MILAN, Italy - The Italian appeals court that reinstated the conviction against Amanda Knox in her roommate's 2007 murder said in a lengthy reasoning made public Tuesday that Knox herself delivered the fatal blow, and that overwhelming physical evidence precluded any need to determine a clear motive.

Presiding Judge Alessandro Nencini concluded in a 337-page document that the evidence "inevitably leads to the upholding of the criminal responsibility" against Knox and her former Italian boyfriend Raffaele Sollecito for the murder of 21-year-old Meredith Kercher in a hillside villa in the university town of Perugia.

The judge said the nature of Kercher's wounds inflicted by two knives and the absence of defensive wounds indicated multiple aggressors were to blame, also including Rudy Hermann Guede, an Ivorian man convicted separately and serving a 16-year sentence.

Nencini presided over the panel that reinstated the guilty verdicts against Knox and Sollecito in January, handing Knox a 281/2-year sentence. Sollecito faces 25 years.

The release of the court's reasoning opens the verdict to an appeal back to the supreme Court of Cassation. If it confirms the convictions, a long extradition fight for Knox is expected.

She has been in the United States since 2011, when her earlier conviction was overturned.

The judge said relations between Knox and Kercher were strained, despite Knox's attempts to downplay tensions during the trial.

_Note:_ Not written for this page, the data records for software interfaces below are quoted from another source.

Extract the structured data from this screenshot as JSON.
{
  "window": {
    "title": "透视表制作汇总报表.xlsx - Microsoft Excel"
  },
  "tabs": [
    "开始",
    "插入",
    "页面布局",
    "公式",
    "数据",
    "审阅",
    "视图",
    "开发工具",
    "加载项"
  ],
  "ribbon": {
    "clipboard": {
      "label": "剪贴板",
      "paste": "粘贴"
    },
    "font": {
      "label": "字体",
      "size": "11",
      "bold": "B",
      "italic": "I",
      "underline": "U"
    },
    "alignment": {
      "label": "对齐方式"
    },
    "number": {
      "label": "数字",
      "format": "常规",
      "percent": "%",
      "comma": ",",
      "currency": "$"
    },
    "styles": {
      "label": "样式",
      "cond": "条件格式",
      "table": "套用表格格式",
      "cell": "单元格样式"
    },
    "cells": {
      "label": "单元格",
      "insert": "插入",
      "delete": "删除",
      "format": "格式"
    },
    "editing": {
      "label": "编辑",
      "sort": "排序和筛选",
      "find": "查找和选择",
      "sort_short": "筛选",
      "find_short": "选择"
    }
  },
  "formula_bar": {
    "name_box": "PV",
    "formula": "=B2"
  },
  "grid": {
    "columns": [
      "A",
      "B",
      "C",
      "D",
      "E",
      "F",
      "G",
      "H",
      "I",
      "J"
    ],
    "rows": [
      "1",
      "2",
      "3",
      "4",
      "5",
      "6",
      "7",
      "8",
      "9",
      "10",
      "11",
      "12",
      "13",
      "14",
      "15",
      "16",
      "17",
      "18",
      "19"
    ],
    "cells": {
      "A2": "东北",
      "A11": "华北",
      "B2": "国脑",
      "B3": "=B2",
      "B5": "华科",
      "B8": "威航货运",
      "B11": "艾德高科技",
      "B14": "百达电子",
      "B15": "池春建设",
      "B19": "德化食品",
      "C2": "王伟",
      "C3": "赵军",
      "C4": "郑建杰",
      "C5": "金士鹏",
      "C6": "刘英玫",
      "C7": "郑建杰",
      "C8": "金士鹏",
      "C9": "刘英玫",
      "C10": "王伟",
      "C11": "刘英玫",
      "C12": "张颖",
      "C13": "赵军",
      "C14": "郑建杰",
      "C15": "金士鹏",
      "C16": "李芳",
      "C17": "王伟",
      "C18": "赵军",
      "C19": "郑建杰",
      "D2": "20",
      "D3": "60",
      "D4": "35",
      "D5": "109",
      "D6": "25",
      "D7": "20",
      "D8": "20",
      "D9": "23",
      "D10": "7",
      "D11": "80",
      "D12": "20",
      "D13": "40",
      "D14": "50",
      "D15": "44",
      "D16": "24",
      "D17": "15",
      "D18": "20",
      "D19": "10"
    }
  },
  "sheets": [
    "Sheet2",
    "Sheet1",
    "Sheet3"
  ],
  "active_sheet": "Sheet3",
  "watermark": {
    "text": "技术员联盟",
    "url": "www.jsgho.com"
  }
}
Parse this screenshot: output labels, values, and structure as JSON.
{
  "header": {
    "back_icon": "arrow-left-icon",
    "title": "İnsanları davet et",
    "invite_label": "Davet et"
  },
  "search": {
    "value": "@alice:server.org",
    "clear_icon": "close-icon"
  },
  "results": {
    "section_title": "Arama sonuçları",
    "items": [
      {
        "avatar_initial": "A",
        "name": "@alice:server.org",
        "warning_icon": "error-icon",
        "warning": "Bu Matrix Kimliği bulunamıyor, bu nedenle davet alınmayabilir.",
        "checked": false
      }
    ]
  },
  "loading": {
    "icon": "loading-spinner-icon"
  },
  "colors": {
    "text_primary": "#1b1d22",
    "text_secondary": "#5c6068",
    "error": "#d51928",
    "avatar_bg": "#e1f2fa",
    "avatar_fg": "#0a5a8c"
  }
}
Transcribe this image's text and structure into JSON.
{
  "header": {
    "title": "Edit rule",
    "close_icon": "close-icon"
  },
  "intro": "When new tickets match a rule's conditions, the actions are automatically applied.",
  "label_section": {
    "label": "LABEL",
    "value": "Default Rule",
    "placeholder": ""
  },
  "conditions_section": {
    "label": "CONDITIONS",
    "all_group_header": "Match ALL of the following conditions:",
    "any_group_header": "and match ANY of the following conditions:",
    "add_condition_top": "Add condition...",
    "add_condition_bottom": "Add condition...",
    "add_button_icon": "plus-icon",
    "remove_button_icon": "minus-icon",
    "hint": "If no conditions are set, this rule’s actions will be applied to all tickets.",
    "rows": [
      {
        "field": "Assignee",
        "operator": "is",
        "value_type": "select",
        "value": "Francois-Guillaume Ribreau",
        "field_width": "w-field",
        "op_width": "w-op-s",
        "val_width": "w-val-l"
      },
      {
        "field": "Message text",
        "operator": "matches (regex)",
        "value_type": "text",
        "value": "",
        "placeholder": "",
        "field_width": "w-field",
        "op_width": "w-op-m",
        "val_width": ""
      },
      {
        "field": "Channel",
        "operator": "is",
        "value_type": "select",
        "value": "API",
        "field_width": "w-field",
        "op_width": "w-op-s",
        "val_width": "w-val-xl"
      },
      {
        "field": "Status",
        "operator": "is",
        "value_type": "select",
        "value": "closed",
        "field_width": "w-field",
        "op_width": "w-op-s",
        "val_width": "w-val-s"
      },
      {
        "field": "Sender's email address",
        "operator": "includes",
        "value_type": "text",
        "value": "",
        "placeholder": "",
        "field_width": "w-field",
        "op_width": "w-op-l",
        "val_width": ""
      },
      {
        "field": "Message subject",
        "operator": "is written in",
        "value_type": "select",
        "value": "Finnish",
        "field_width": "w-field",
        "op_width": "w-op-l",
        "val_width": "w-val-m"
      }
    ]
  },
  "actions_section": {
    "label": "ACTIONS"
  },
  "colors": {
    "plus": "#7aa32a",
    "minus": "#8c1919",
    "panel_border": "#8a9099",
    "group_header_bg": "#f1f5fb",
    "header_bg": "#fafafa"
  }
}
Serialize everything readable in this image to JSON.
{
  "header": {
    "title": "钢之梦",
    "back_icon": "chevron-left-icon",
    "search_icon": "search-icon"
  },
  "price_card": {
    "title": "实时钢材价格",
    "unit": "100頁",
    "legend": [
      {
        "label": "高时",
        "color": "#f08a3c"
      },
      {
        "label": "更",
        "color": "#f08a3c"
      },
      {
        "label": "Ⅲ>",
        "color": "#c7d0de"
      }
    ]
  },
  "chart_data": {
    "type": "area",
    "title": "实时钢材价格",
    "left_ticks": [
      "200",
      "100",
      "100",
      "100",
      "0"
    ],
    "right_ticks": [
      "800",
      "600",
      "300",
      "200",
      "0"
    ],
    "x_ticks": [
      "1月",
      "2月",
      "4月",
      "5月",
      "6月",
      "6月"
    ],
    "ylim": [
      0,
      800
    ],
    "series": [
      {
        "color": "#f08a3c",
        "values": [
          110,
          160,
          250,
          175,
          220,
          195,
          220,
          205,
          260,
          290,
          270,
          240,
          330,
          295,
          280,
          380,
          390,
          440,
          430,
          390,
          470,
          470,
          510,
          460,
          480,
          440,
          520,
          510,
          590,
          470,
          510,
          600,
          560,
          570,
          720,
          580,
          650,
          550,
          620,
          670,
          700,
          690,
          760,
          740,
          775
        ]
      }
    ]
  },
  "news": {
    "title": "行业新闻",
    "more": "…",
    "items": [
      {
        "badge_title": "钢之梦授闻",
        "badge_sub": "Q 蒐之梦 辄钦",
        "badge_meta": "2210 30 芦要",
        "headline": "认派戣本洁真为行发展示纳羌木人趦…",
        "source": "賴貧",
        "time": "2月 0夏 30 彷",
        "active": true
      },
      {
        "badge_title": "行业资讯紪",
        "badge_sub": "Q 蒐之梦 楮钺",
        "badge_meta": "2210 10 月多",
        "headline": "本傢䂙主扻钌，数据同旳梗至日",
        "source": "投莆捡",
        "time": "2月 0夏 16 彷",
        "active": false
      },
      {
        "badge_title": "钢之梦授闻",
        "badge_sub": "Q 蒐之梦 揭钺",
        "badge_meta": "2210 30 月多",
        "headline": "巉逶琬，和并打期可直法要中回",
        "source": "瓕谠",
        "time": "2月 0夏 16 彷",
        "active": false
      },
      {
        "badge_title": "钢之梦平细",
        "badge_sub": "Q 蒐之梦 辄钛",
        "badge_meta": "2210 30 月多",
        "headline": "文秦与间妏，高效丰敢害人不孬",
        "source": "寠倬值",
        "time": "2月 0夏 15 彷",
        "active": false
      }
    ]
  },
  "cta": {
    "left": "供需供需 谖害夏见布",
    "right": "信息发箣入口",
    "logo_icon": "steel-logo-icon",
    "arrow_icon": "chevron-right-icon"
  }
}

He also cited as credible Guede's statements that the British student had accused Knox that evening of stealing rent money.